ALAYNA: I think since ours wasn’t as cut-and-dried of a project—usually when we’d get assignments from class, we’d have mostly all of the steps that we’d need. And a lot of the more cut-and-dried applications already had what their specifications were. Sometimes we’d get the platform they wanted to use and things like that, whereas with this project we were able to—even though it was sometimes a little bit just going back and forth—a little frustrating trying to figure out, “What is it that we’re trying to do here?” We kind of made our own project out of it, if that makes sense.
Cool. So you were able to be creative in figuring out what you wanted to do?
Great. And as developers, was it frustrating or nice that I kept asking for your feedback, rather than saying, “Do this. I don’t care about having a conversation”? Or was that annoying because you felt like I was a client who didn’t know what I wanted? You can be honest. I know I’m an annoying client. [laughter]
RYAN: Moderation is key to any successful project, I feel. So knowing what we’re doing and having all six of us on the same page is hugely important. We do appreciate what you’re doing.
ALAYNA: Yeah. I think it’s more that we were frustrated with you because we were trying to also help you figure out what it is that you wanted [laughter].

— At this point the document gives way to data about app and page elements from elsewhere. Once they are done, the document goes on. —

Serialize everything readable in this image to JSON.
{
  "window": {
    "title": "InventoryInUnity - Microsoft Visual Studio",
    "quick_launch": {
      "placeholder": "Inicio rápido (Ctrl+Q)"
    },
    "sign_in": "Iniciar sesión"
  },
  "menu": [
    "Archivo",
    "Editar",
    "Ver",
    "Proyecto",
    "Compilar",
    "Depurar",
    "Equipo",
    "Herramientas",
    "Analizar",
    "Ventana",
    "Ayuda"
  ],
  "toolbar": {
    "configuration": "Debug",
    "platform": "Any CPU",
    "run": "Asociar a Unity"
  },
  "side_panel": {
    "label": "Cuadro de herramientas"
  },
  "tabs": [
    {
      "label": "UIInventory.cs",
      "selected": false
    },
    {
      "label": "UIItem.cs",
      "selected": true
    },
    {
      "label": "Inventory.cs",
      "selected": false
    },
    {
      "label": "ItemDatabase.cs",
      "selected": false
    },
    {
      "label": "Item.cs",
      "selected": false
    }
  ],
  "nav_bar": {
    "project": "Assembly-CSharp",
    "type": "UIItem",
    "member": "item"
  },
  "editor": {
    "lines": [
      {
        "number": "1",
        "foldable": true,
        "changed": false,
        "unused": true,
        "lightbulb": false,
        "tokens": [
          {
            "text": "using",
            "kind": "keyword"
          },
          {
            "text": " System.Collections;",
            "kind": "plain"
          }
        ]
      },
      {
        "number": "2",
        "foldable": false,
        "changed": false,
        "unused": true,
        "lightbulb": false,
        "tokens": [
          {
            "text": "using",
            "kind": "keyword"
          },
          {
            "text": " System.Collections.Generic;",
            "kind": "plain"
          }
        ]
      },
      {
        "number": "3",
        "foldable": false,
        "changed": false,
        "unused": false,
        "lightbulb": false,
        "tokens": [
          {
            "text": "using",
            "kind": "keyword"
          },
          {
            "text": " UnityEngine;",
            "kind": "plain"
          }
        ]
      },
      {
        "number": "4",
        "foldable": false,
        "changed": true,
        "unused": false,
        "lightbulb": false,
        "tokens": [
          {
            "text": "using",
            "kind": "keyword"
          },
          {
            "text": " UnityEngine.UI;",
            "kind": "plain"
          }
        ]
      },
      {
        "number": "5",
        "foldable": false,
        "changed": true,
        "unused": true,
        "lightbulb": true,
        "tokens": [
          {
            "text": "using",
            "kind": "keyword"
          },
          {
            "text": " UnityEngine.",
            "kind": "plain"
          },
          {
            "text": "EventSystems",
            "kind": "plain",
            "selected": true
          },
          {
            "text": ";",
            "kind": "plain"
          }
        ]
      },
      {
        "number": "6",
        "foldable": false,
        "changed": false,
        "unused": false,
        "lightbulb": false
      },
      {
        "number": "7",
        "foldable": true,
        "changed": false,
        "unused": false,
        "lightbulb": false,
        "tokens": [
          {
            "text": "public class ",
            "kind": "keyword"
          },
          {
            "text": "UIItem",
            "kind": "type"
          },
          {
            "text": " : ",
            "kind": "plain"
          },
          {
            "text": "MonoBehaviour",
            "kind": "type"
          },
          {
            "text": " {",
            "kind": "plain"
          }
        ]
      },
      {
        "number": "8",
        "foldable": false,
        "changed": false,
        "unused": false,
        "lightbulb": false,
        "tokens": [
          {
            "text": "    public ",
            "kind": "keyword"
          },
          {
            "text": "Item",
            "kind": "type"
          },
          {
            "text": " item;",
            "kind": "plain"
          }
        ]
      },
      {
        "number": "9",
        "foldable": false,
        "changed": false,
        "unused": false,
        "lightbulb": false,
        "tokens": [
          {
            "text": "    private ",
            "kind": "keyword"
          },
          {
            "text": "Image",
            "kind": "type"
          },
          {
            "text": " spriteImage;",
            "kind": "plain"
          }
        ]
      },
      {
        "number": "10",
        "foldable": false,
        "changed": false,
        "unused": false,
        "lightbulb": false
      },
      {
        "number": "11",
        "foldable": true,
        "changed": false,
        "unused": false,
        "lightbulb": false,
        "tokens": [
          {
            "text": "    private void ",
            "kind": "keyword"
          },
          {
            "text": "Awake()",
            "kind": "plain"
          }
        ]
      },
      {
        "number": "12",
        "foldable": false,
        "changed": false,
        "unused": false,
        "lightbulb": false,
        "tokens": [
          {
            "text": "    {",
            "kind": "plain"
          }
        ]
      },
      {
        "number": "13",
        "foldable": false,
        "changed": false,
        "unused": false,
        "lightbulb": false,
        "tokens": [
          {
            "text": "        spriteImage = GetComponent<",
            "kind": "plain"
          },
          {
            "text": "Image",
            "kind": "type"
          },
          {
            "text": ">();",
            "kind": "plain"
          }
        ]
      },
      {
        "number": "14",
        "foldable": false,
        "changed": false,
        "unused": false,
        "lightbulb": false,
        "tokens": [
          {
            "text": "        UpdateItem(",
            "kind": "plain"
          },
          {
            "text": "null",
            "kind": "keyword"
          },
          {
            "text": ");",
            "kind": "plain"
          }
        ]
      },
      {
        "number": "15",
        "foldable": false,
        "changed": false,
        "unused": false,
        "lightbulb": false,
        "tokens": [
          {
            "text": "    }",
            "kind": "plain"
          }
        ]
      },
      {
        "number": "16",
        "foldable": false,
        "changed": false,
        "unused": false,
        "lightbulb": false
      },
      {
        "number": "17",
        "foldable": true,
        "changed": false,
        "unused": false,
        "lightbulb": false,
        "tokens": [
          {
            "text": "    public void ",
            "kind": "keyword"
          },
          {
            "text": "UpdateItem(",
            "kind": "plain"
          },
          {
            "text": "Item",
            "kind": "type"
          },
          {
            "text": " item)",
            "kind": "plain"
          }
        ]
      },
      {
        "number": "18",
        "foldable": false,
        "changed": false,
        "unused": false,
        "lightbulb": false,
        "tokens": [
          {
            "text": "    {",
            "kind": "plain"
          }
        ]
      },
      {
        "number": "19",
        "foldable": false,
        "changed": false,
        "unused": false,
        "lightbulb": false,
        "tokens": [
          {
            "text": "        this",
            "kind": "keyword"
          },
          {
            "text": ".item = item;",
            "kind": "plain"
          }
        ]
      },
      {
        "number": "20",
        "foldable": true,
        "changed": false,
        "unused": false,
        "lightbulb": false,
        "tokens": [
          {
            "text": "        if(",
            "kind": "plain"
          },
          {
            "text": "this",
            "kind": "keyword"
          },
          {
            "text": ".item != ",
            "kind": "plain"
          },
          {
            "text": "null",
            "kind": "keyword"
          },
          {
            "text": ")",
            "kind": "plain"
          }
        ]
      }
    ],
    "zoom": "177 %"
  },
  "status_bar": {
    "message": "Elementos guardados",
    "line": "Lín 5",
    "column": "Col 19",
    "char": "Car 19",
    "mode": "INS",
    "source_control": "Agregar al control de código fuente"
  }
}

JOSH: I think it’s cool seeing how different people from different backgrounds work together on similar things. So we have someone with a very artistic or free-form literature, media, communication background meeting the computer science background. It’s real interesting seeing how those work together. I think it’s good to have that broad array of work styles.
RYAN: They almost seem like opposite ends of the spectrum though, honestly. And that’s pretty cool to combine them.
Awesome. Well, thank you, guys, so much because I thought the idea that I had was simple. But then the more you were actually doing and presenting specific things, the more I was like, “Oh, wait. I haven’t considered that. What is that? Ahhh.” [laughter] So I have really appreciated the process. And this conversation was immensely helpful. This was just the best brain think tank. Thank you so, so, so much.
RYAN: Of course.
Y’all are brilliant. Thank you.